What are the benefits of the College Bound Program?

The primary goals of the College Bound Program are to inspire vision, to build skills, and to offer support. We hold our students to a high standard of performance. As a result, the College Bound Program enables our students to make dramatic academic and personal progress within four short years.


College Bound Mentoring Program FAQ’s

How can I become a mentor?

Any attorney who is interested in becoming a mentor may complete an application and return it to the Mentoring Program Coordinator. Please contact us for more information or fill out our New Mentor Information Application and submit.

Do I have to be an attorney to mentor a student in the College Bound Program?

Yes, one of the benefits of becoming a sophomore in the College Bound Program is receiving an attorney mentor who will be able to assist the student in preparing for Constitutional Law debates.


Do mentors have to work at a law firm?

No, mentors are not required to work at a law firm. In fact, mentors don’t even have to be practicing attorneys. What matters is that the mentor has gone to law school and understands how to make legal arguments.

How much time would I have to commit to participate in the Mentoring Program?

Mentors remain with their mentees for three years until the student graduates from high school. If, for any reason, a mentor cannot remain in the program for three years, we will assign a new mentor to the student. Mentors are asked to attend one event per month that is planned by Legal Outreach – either a debate or social/cultural event. Each lasts three hours. In the months that students have debates, mentors generally spend an additional hour helping their mentees prepare for debates. Mentors are encouraged to make additional contact with their mentees in person, over the phone, or via email.

What if I can’t attend all of the planned events for the year?

Although mentors should try to attend every event, we understand that occasionally mentors go out of town or have obligations at work during the weekend.  In those instances, we ask that mentors contact their mentee and the Program Coordinator and try to send someone in their place.

Can my mentee and I go out alone?

Yes, the most successful relationships are the ones that are developed outside of our planned events. However, mentors must also develop a relationship with the mentee’s parents and inform parents whenever they plan to meet with mentees.

As a mentor, would I be required to do any research for the debates?

No, all of the materials that students need and are allowed to use have already been prepared.

Can my friends participate in the Mentoring Program?

We strongly encourage mentors to refer their friends and colleagues to the program. In fact, if a number of co-workers are interested in participating, the Program Coordinator can arrange to make a presentation on the Mentoring Program at their place of employment.

What are the responsibilities of a mentor?
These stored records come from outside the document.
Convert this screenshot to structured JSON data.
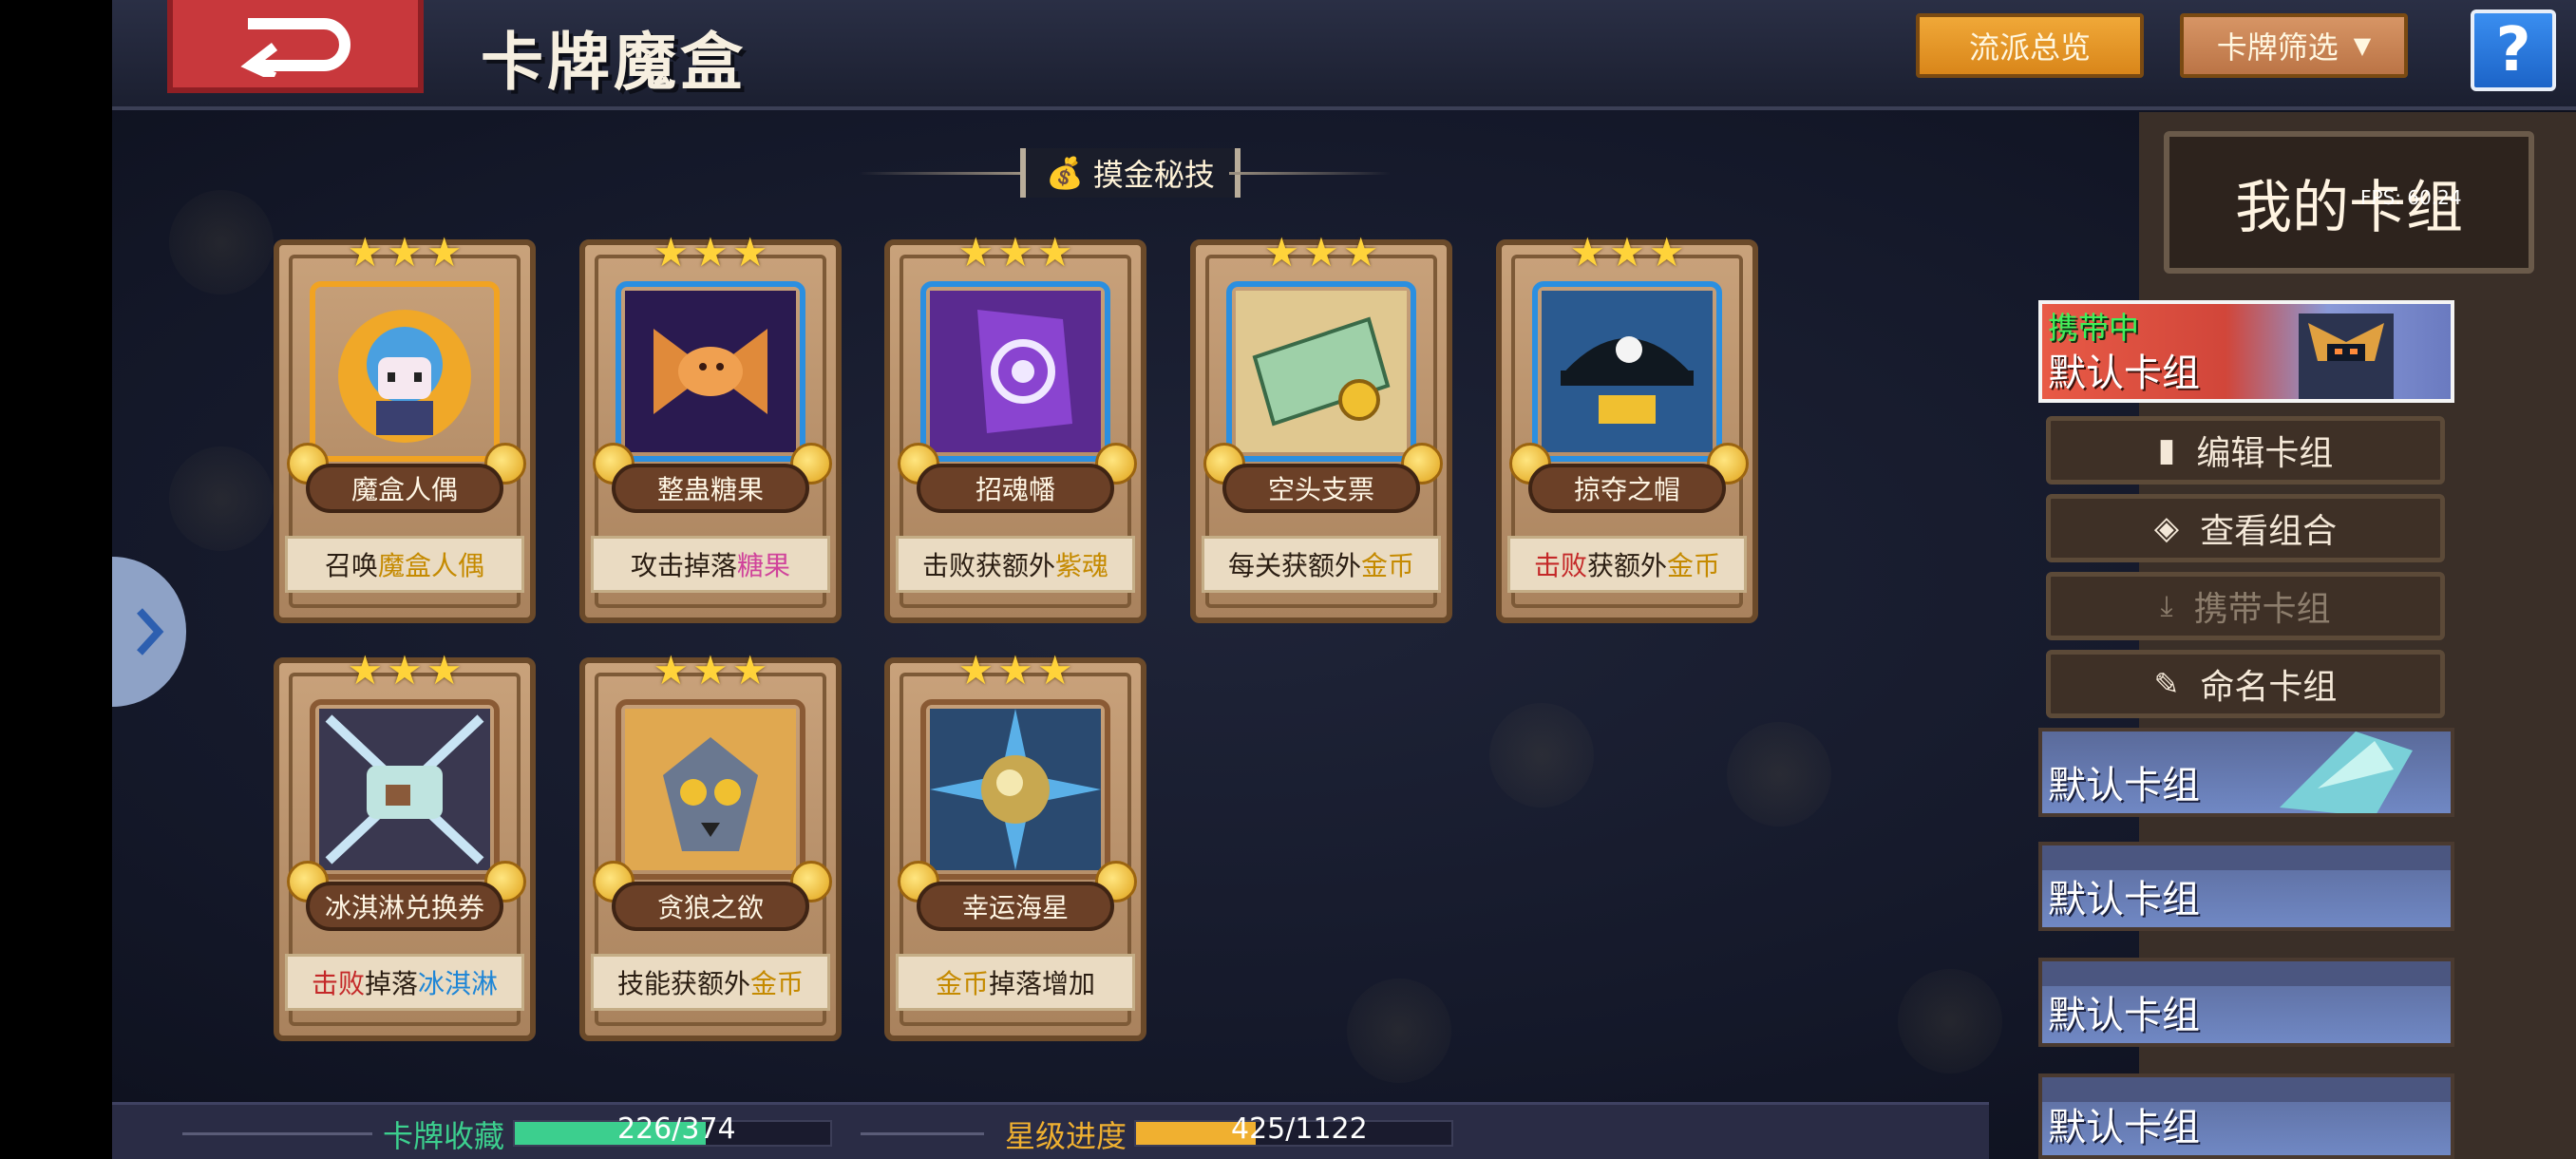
{
  "header": {
    "title": "卡牌魔盒",
    "overview_label": "流派总览",
    "filter_label": "卡牌筛选",
    "help_label": "?"
  },
  "section": {
    "title": "摸金秘技"
  },
  "cards": [
    {
      "name": "魔盒人偶",
      "desc_parts": [
        {
          "t": "召唤",
          "c": ""
        },
        {
          "t": "魔盒人偶",
          "c": "y"
        }
      ],
      "stars": 3,
      "frame": "gold"
    },
    {
      "name": "整蛊糖果",
      "desc_parts": [
        {
          "t": "攻击掉落",
          "c": ""
        },
        {
          "t": "糖果",
          "c": "p"
        }
      ],
      "stars": 3,
      "frame": "blue"
    },
    {
      "name": "招魂幡",
      "desc_parts": [
        {
          "t": "击败获额外",
          "c": ""
        },
        {
          "t": "紫魂",
          "c": "y"
        }
      ],
      "stars": 3,
      "frame": "blue"
    },
    {
      "name": "空头支票",
      "desc_parts": [
        {
          "t": "每关获额外",
          "c": ""
        },
        {
          "t": "金币",
          "c": "y"
        }
      ],
      "stars": 3,
      "frame": "blue"
    },
    {
      "name": "掠夺之帽",
      "desc_parts": [
        {
          "t": "击败",
          "c": "r"
        },
        {
          "t": "获额外",
          "c": ""
        },
        {
          "t": "金币",
          "c": "y"
        }
      ],
      "stars": 3,
      "frame": "blue"
    },
    {
      "name": "冰淇淋兑换券",
      "desc_parts": [
        {
          "t": "击败",
          "c": "r"
        },
        {
          "t": "掉落",
          "c": ""
        },
        {
          "t": "冰淇淋",
          "c": "b"
        }
      ],
      "stars": 3,
      "frame": "bronze"
    },
    {
      "name": "贪狼之欲",
      "desc_parts": [
        {
          "t": "技能获额外",
          "c": ""
        },
        {
          "t": "金币",
          "c": "y"
        }
      ],
      "stars": 3,
      "frame": "bronze"
    },
    {
      "name": "幸运海星",
      "desc_parts": [
        {
          "t": "金币",
          "c": "y"
        },
        {
          "t": "掉落增加",
          "c": ""
        }
      ],
      "stars": 3,
      "frame": "bronze"
    }
  ],
  "bottom": {
    "collection_label": "卡牌收藏",
    "collection_value": "226/374",
    "collection_fraction": 0.604,
    "star_label": "星级进度",
    "star_value": "425/1122",
    "star_fraction": 0.379
  },
  "right_panel": {
    "title": "我的卡组",
    "fps": "FPS: 60.24",
    "active_deck": {
      "status": "携带中",
      "name": "默认卡组"
    },
    "buttons": {
      "edit": "编辑卡组",
      "view": "查看组合",
      "carry": "携带卡组",
      "rename": "命名卡组"
    },
    "decks": [
      "默认卡组",
      "默认卡组",
      "默认卡组",
      "默认卡组"
    ]
  },
  "colors": {
    "accent_orange": "#f0a838",
    "back_red": "#c8383c",
    "help_blue": "#3a8ef0",
    "collection_green": "#3ccf8e",
    "star_gold": "#f0b030"
  }
}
Mentors participate in Legal Outreach’s debate and social/cultural programs and serve as a role model, friend and advisor to their mentee.  Regarding the debate program, mentors help their mentee prepare for each debate and serve as a judge at each debate (debates are 4X/year, every other month; students meet with their mentor to prepare at least once before each debate).  Social/cultural events are activities that Legal Outreach plans for mentors and mentees, such as attendance at dance performances, Broadway shows and walking tours (social/cultural events are every other month, alternating with debates; mentors must pay for their own ticket to these events, which is usually under $25).

Will I be able to help my mentee prepare for his/her debate if I didn’t debate in high school and I’m not a litigator?

Yes.  Our debates are really just moot court arguments.  If you went to law school, you’ll have no problem helping your mentee prepare for the debate.

Will my mentee’s debate preparation fall squarely on my shoulders?

No.  Your mentee will work closely with Legal Outreach as well as a law student debate coach to prepare his/her oral argument.  Your mentee will rely on you primarily to practice his/her oral argument and to clarify questions.

Is there anything else I should know about being a mentor?

If you’re assigned a mentee, you will attend a mentor training and learn everything you need to know about mentoring.